The message of Pritchett's paper is that, while cross-border mobility may not be an engine of development in lagging areas, it is a driver of cross-region [End Page 173] income equalization. Cross-border mobility has been good for Dakotans, whether they left or stayed in the Great Plains.
The paper by Kapur and McHale makes another point. Cross-regional income differences are not only a by-product of economic shocks, like the ones that drained comparative advantage out of the northern prairies. Persistent income differences are also produced by regional and national differences in institutions. I would add they are also the result of differences in social norms, including trust and honest dealing in the market place. Unlike tradable goods and services, which in theory can flow freely across national boundaries, institutions and social norms are pretty much stuck in place. If you want to change institutions or norms, you essentially have two options. You can make revolution where you live. Or you can move someplace else. From the perspective of an individual, the second option is much easier to accomplish than the first.
We come now to the modern nation-state, which regards cross-border mobility with deep suspicion. Some countries make it hard for their own citizens to leave, and almost all countries place restrictions on the entry of strangers. I cannot think of a single democracy that prevents its free citizens from leaving, but every modern democracy with the power to do so polices its border to keep the door closed on undesired aliens. "Undesired" for many countries simply means that the entrant wants to stay awhile and make a living. Most countries are happy to entertain well-heeled tourists, the idle rich, and carefully vetted students. They are less happy accepting foreigners who want to dig ditches, pick up garbage, build cars, or compete with their own professors, accountants, and plumbers. Rich democracies do not make a big distinction between migrants who want to work for a few years and those who want to stay indefinitely. Both kinds of immigrants are unwelcome.
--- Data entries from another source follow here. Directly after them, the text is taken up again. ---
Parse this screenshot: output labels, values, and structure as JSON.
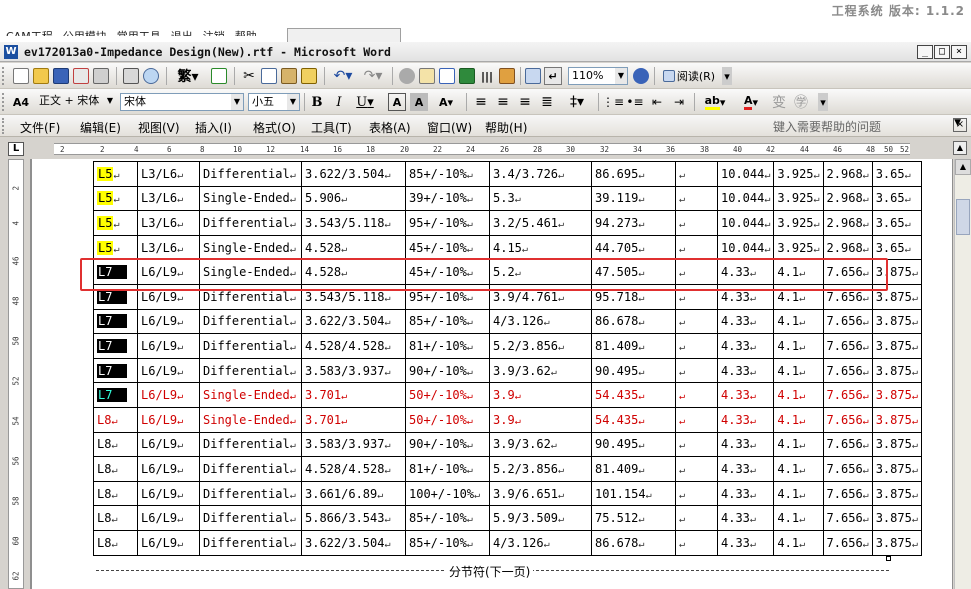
{
  "host": {
    "title": "工程系统 版本: 1.1.2",
    "menu": [
      "CAM工程",
      "公用模块",
      "常用工具",
      "退出",
      "注销",
      "帮助"
    ]
  },
  "window": {
    "title": "ev172013a0-Impedance Design(New).rtf - Microsoft Word",
    "min_label": "_",
    "max_label": "□",
    "close_label": "×"
  },
  "toolbar": {
    "zoom": "110%",
    "read_label": "阅读(R)",
    "style": "正文 + 宋体",
    "font": "宋体",
    "size": "小五",
    "bold": "B",
    "italic": "I",
    "underline": "U"
  },
  "menubar": {
    "items": [
      "文件(F)",
      "编辑(E)",
      "视图(V)",
      "插入(I)",
      "格式(O)",
      "工具(T)",
      "表格(A)",
      "窗口(W)",
      "帮助(H)"
    ],
    "help_placeholder": "键入需要帮助的问题"
  },
  "ruler": {
    "corner": "L",
    "h_ticks": [
      "2",
      "2",
      "4",
      "6",
      "8",
      "10",
      "12",
      "14",
      "16",
      "18",
      "20",
      "22",
      "24",
      "26",
      "28",
      "30",
      "32",
      "34",
      "36",
      "38",
      "40",
      "42",
      "44",
      "46",
      "48",
      "50",
      "52"
    ],
    "v_ticks": [
      "2",
      "4",
      "46",
      "48",
      "50",
      "52",
      "54",
      "56",
      "58",
      "60",
      "62",
      "64"
    ]
  },
  "table": {
    "rows": [
      {
        "layer": "L5",
        "layer_style": "yellow",
        "ref": "L3/L6",
        "type": "Differential",
        "width": "3.622/3.504",
        "imp": "85+/-10%",
        "calc": "3.4/3.726",
        "val": "86.695",
        "e": "",
        "c1": "10.044",
        "c2": "3.925",
        "c3": "2.968",
        "c4": "3.65",
        "red": false
      },
      {
        "layer": "L5",
        "layer_style": "yellow",
        "ref": "L3/L6",
        "type": "Single-Ended",
        "width": "5.906",
        "imp": "39+/-10%",
        "calc": "5.3",
        "val": "39.119",
        "e": "",
        "c1": "10.044",
        "c2": "3.925",
        "c3": "2.968",
        "c4": "3.65",
        "red": false
      },
      {
        "layer": "L5",
        "layer_style": "yellow",
        "ref": "L3/L6",
        "type": "Differential",
        "width": "3.543/5.118",
        "imp": "95+/-10%",
        "calc": "3.2/5.461",
        "val": "94.273",
        "e": "",
        "c1": "10.044",
        "c2": "3.925",
        "c3": "2.968",
        "c4": "3.65",
        "red": false
      },
      {
        "layer": "L5",
        "layer_style": "yellow",
        "ref": "L3/L6",
        "type": "Single-Ended",
        "width": "4.528",
        "imp": "45+/-10%",
        "calc": "4.15",
        "val": "44.705",
        "e": "",
        "c1": "10.044",
        "c2": "3.925",
        "c3": "2.968",
        "c4": "3.65",
        "red": false
      },
      {
        "layer": "L7",
        "layer_style": "black",
        "ref": "L6/L9",
        "type": "Single-Ended",
        "width": "4.528",
        "imp": "45+/-10%",
        "calc": "5.2",
        "val": "47.505",
        "e": "",
        "c1": "4.33",
        "c2": "4.1",
        "c3": "7.656",
        "c4": "3.875",
        "red": false
      },
      {
        "layer": "L7",
        "layer_style": "black",
        "ref": "L6/L9",
        "type": "Differential",
        "width": "3.543/5.118",
        "imp": "95+/-10%",
        "calc": "3.9/4.761",
        "val": "95.718",
        "e": "",
        "c1": "4.33",
        "c2": "4.1",
        "c3": "7.656",
        "c4": "3.875",
        "red": false
      },
      {
        "layer": "L7",
        "layer_style": "black",
        "ref": "L6/L9",
        "type": "Differential",
        "width": "3.622/3.504",
        "imp": "85+/-10%",
        "calc": "4/3.126",
        "val": "86.678",
        "e": "",
        "c1": "4.33",
        "c2": "4.1",
        "c3": "7.656",
        "c4": "3.875",
        "red": false
      },
      {
        "layer": "L7",
        "layer_style": "black",
        "ref": "L6/L9",
        "type": "Differential",
        "width": "4.528/4.528",
        "imp": "81+/-10%",
        "calc": "5.2/3.856",
        "val": "81.409",
        "e": "",
        "c1": "4.33",
        "c2": "4.1",
        "c3": "7.656",
        "c4": "3.875",
        "red": false
      },
      {
        "layer": "L7",
        "layer_style": "black",
        "ref": "L6/L9",
        "type": "Differential",
        "width": "3.583/3.937",
        "imp": "90+/-10%",
        "calc": "3.9/3.62",
        "val": "90.495",
        "e": "",
        "c1": "4.33",
        "c2": "4.1",
        "c3": "7.656",
        "c4": "3.875",
        "red": false
      },
      {
        "layer": "L7",
        "layer_style": "black",
        "ref": "L6/L9",
        "type": "Single-Ended",
        "width": "3.701",
        "imp": "50+/-10%",
        "calc": "3.9",
        "val": "54.435",
        "e": "",
        "c1": "4.33",
        "c2": "4.1",
        "c3": "7.656",
        "c4": "3.875",
        "red": true
      },
      {
        "layer": "L8",
        "layer_style": "none",
        "ref": "L6/L9",
        "type": "Single-Ended",
        "width": "3.701",
        "imp": "50+/-10%",
        "calc": "3.9",
        "val": "54.435",
        "e": "",
        "c1": "4.33",
        "c2": "4.1",
        "c3": "7.656",
        "c4": "3.875",
        "red": true
      },
      {
        "layer": "L8",
        "layer_style": "none",
        "ref": "L6/L9",
        "type": "Differential",
        "width": "3.583/3.937",
        "imp": "90+/-10%",
        "calc": "3.9/3.62",
        "val": "90.495",
        "e": "",
        "c1": "4.33",
        "c2": "4.1",
        "c3": "7.656",
        "c4": "3.875",
        "red": false
      },
      {
        "layer": "L8",
        "layer_style": "none",
        "ref": "L6/L9",
        "type": "Differential",
        "width": "4.528/4.528",
        "imp": "81+/-10%",
        "calc": "5.2/3.856",
        "val": "81.409",
        "e": "",
        "c1": "4.33",
        "c2": "4.1",
        "c3": "7.656",
        "c4": "3.875",
        "red": false
      },
      {
        "layer": "L8",
        "layer_style": "none",
        "ref": "L6/L9",
        "type": "Differential",
        "width": "3.661/6.89",
        "imp": "100+/-10%",
        "calc": "3.9/6.651",
        "val": "101.154",
        "e": "",
        "c1": "4.33",
        "c2": "4.1",
        "c3": "7.656",
        "c4": "3.875",
        "red": false
      },
      {
        "layer": "L8",
        "layer_style": "none",
        "ref": "L6/L9",
        "type": "Differential",
        "width": "5.866/3.543",
        "imp": "85+/-10%",
        "calc": "5.9/3.509",
        "val": "75.512",
        "e": "",
        "c1": "4.33",
        "c2": "4.1",
        "c3": "7.656",
        "c4": "3.875",
        "red": false
      },
      {
        "layer": "L8",
        "layer_style": "none",
        "ref": "L6/L9",
        "type": "Differential",
        "width": "3.622/3.504",
        "imp": "85+/-10%",
        "calc": "4/3.126",
        "val": "86.678",
        "e": "",
        "c1": "4.33",
        "c2": "4.1",
        "c3": "7.656",
        "c4": "3.875",
        "red": false
      }
    ],
    "cell_mark": "↵",
    "highlight_color": "#e03030"
  },
  "section_break": "分节符(下一页)"
}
The wide adoption of barriers to free entry raises the question of their moral legitimacy. Kapur and McHale summarize the debate between political philosophers who argue for different weighting schemes to take account of the interests of citizens and foreigners. Some theorists...